Not all cases of colon cancer are caused by polyps.
Colon cancer usually arises from polyps, but the question then becomes: Is colon cancer always caused by polyps?
All we seem to hear about in the media is how polyps can be discovered in a routine colonoscopy and removed, thereby going a very long way in preventing colon cancer, since malignancies can arise from these polyps if not removed.
Greater than 90 percent of colon tumors are believed to “go through the polyp cancer sequence over many years,” says gastroenterologist Whitney Jones, MD, Clinical Professor of Medicine, University of Louisville, and Founder, Colon Cancer Prevention Project.
“Examples where these trends do not apply include familial genetic syndromes (i.e., hereditary non-polypyosis colorectal cancer syndrome HNPCC, familial polypyosis), inflammatory bowel disease, ulcerative colitis and Crohn’s disease, immunosupressed patients.”
How could it be discerned that ulcerative colitis and Crohn’s can lead to non-polyp colon cancer?
Dr. Jones explains, “By non-polyp colon cancer, we mean that the usual small polyp to large polyp to early cancer to late cancer (about 10 years for these changes to occur) is skipped or accelerated.
“Persons with Crohn’s colitis or UC should undergo more frequent screenings after 10 years’ duration of disease, because of just this pattern of tumor growth.
“There are many reports in this population of inflammatory bowel disease who have developed cancers in the period between surveillance intervals presumptively from an accelerated carcinogenesis (genetic pathway).”
How often should this population, after 10 years’ disease, have colonoscopy screenings?
Dr. Jones explains, “Once the diagnosis of Crohn’s or ulcerative colitis (the more of the colon involved, the higher the risks of cancer development with ulcerative colitis) has been made, then regardless of the age of diagnosis, an increased screening regimen should begin after 8-10 years.”

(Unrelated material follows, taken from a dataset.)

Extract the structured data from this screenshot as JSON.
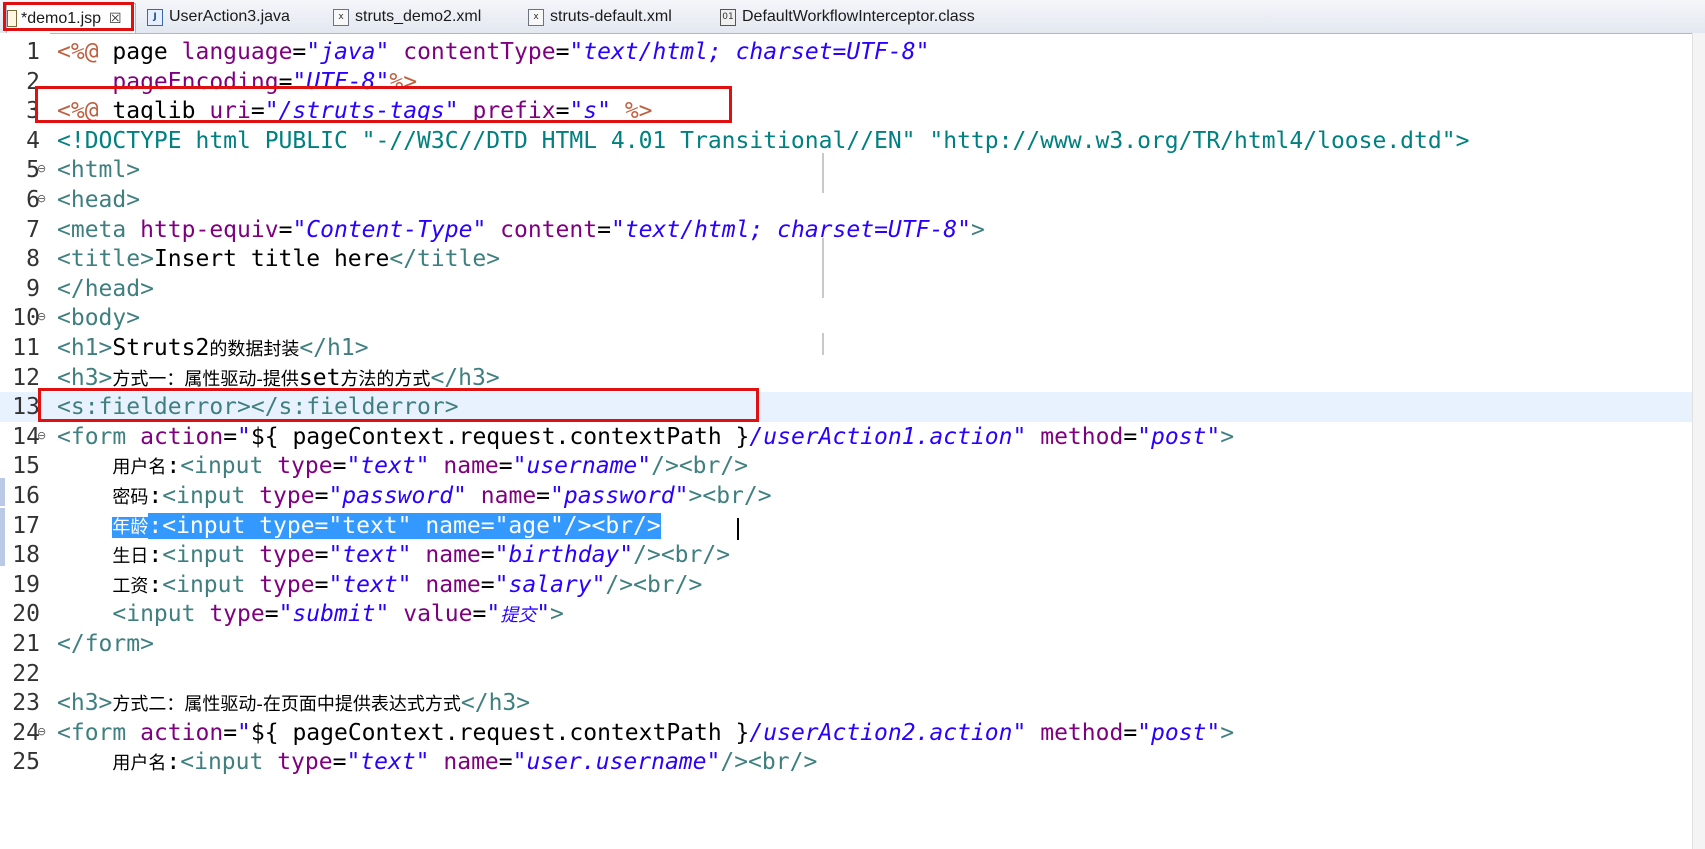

Suppose a doctor discovers a malignant tumor upon colonoscopy. Is there a way for lab analysis to determine if the mass arose from a polyp, versus colon cells (no polyp transition phase)?
Dr. Jones says, “Yes, by pathology. The fact is that in almost all colon cancers, there is associated adenomatous tissue within the specimen. These findings are what lead in part to the polyp — cancer sequence theory.
“A variety of new genetic tests, including micro-satellite instability assays, are available and emerging.
“These tests also help us prognosticate on the tumor behavior after tumor removal.”
Why would inflammatory conditions increase risk anyways?
Dr. Jones says, “There are direct effects on the DNA through inflammatory pathways leading to DNA mismatch, repair errors, proto oncogene activication, and others.”
Dr. Jones emphasizes that the best time to be screened for colon malignancy is when you have no symptoms and are feeling just fine.
Waiting until symptoms set in means that a colonoscopy is no longer a screening procedure; it’s a diagnostic procedure — to find out what’s wrong. Don’t wait.
Colon cancer symptoms are typically not warning signs of early disease; they mean the disease has spread beyond the colon.
The emphasis by the media is on polyps that have the potential to transform to cancer in the colon.
But as you have just read, there are circumstances under which a colon cancer can develop without first being a benign polyp.
Dr. Jones’ practice interests include prevention and treatment of colon cancers, pancreatic disease and biliary disease. He has authored numerous scientific articles, reviews and abstracts and presented at a variety of national and international scientific meetings. Colon Cancer Prevention Project.
Lorra Garrick has been covering medical, fitness and cybersecurity topics for many years, having written thousands of articles for print magazines and websites, including as a ghostwriter. She’s also a former ACE-certified personal trainer.